On a Spikol trip, she writes that she questions a bipolar diagnosis in children and young adolescents (as in 14 or 15). I wholeheartedly disagree. Once I received a bipolar diagnosis, I realized that it wasn’t something that I’d developed out of nowhere. I often thought that I began suffering from manic depressive episodes when I was 14. Looking into my childhood, I realized that there was so much more to it: the temper tantrums, the sudden happiness and instant withdrawal. Constant paranoia that no one liked me (which no one did because I was super smart as a child). My parents described me as a “happy” kid, but I remember my tumultous childhood from 6 years old and on. I was raised in Brooklyn until I was 5 and then moved to Long Island. Even though I attended kindergarten in Brooklyn, the LI school district insisted that I was too young for first grade and made me repeat kindergarten. This apparently angered me because my parents claim that the second time around, I didn’t do any of the work because I’d done it before. After an encounter with my teacher (and seeing my father cry for the first time in my life), I shaped up my act in time to move on to first grade.

So I disagree that a bipolar diagnosis in children would erroneous or inaccurate. However, it’s possible they may be misdiagnosed and find out later on in life that they really had ADHD or some other kind of mental illness. But that doesn’t mean they weren’t mentally ill at all; it simply means they weren’t diagnosed properly.

Read the rest of this entry »

Loose Screws Mental Health News

NAMI is touting a new atypical… in the press release for Johnson & Johnson. Michael J. Fitzpatrick, executive director of NAMI lent a statement  in J&J’s pr about Risperdal’s sibling, Invega. *sniff, sniff* Something smells fishy about this. Makes me wonder if these non-profits bag money from Big Pharma under the table… (source: Furious Seasons)
An electronic ping sent from Sprint to the police helped save the life of a college student who tried to commit suicide, according to Newsday. A ping also helped save the lives of James Kim’s wife and children after getting stuck in the mountains of Oregon. This ping thing is interesting. Especially since Newsday needs to put quotes around it because ping isn’t a real vocabulary word… yet.

Merry Christmas to all and to all a good night.

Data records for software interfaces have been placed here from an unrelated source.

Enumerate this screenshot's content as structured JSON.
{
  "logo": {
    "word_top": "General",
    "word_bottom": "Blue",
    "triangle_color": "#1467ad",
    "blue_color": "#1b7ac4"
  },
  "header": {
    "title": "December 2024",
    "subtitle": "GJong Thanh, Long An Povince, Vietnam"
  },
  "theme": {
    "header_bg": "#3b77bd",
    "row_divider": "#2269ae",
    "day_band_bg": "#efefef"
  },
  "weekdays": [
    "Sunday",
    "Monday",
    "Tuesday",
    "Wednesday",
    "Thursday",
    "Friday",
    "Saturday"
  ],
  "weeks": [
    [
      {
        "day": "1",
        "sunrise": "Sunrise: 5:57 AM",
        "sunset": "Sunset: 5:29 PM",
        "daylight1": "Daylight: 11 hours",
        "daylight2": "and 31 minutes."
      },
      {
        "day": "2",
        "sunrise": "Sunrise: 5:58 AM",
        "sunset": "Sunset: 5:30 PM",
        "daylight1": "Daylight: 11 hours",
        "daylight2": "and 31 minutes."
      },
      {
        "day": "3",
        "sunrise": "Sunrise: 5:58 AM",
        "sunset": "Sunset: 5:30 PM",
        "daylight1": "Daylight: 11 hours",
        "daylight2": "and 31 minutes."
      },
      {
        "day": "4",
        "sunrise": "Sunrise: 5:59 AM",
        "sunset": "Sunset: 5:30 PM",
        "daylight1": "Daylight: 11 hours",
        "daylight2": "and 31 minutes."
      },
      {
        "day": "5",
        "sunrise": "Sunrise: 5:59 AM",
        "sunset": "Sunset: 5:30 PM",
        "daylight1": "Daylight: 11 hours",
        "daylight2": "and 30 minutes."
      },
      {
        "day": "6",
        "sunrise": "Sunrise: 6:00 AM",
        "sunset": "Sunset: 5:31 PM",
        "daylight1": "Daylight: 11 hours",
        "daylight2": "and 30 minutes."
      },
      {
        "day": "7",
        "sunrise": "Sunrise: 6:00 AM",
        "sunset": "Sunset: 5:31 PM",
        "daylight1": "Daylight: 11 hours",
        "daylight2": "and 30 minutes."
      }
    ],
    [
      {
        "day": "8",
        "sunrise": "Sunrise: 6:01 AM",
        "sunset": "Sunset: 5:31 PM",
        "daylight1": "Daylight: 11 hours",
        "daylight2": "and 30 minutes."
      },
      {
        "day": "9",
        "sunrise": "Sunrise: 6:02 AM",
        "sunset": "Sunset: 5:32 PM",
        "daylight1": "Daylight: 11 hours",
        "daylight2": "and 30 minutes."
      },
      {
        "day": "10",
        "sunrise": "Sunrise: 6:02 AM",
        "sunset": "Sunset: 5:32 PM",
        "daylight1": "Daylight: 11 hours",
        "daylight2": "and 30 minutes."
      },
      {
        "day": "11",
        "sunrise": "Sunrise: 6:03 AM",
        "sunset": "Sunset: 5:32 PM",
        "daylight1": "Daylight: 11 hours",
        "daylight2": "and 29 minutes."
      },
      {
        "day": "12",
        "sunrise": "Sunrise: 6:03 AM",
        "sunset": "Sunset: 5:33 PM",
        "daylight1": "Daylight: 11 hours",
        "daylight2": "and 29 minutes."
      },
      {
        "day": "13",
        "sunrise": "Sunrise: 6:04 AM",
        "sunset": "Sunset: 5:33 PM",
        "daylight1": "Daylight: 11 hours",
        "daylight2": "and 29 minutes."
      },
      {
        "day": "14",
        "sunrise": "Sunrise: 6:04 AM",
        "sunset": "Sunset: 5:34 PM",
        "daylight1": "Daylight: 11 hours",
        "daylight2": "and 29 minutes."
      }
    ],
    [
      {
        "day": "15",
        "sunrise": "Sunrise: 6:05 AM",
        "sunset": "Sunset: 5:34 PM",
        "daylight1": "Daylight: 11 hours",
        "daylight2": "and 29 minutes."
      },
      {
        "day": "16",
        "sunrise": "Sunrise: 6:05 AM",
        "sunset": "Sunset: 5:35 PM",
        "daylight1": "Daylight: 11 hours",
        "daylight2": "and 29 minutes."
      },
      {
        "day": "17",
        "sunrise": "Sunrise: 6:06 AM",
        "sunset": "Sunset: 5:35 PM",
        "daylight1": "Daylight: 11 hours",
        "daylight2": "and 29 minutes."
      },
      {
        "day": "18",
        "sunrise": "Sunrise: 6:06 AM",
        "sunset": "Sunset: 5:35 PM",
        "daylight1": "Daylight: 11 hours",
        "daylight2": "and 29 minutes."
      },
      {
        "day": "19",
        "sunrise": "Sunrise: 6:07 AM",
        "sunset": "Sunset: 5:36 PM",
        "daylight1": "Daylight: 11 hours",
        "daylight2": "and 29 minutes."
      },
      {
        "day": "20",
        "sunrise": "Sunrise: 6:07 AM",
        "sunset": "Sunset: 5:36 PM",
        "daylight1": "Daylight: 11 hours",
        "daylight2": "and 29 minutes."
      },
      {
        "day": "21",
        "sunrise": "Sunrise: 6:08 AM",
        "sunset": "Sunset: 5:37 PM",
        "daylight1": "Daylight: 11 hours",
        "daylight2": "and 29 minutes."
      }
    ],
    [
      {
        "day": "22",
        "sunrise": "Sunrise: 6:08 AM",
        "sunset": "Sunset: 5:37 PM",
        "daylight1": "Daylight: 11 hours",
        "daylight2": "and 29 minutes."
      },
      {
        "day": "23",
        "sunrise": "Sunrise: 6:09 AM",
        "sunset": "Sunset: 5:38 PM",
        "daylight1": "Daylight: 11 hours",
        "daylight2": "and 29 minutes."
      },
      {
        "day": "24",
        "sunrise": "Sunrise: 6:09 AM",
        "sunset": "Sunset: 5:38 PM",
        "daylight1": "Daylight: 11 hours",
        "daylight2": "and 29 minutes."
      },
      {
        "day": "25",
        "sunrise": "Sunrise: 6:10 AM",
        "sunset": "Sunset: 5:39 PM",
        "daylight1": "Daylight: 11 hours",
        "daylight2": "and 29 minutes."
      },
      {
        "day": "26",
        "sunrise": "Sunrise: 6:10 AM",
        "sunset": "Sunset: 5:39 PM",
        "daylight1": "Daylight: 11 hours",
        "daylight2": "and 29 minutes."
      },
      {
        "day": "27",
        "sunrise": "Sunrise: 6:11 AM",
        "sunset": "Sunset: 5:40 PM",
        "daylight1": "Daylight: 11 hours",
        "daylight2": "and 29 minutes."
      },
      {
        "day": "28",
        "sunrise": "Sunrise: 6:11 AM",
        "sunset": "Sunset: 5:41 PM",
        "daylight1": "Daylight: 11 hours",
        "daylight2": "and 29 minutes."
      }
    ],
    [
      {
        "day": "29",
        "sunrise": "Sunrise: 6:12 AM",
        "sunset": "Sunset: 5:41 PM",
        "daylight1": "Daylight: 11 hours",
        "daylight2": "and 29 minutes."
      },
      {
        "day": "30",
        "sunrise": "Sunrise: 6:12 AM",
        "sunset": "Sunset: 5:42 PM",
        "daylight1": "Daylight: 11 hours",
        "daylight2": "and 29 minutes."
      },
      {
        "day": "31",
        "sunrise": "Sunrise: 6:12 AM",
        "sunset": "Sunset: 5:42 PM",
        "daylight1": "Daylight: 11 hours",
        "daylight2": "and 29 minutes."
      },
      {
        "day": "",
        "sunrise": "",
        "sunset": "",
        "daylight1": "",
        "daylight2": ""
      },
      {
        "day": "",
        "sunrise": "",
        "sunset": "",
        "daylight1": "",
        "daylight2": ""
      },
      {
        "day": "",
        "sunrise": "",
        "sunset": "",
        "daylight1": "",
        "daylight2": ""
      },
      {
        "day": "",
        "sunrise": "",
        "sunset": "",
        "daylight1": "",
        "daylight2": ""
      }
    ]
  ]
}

ADDENDUM: Oooh, ooh, ooh – just found out: Any family that has a minor who may have consumed Paxil or Paxil CR is eligible for a stake in a $63.8 million settlement with GlaxoSmithKline. More info about the settlement at paxilpediatricsettlement.com. Apparently, it seems as though GSK covered up information about the medications’ safety and efficacy. This is one I’d like to learn more about considering I’ve been on Paxil. Not as a minor but the settlement raises questions  regarding GSK withholding information about Paxil’s safety and efficacy regarding adults.

Is it now fashionable to sue pharma companies for not making all of their information public?

Parenting instead of Ritalin

My husband's nephew is an overly active kid. I'm sure that if he went to public school teachers would classify him as suffering from ADHD and recommend that he take Ritalin. This article from the New York Times (the last in their series of covering mental illness in children) gives me hope that most children with ADD/ADHD can be helped without the assistance of a drug.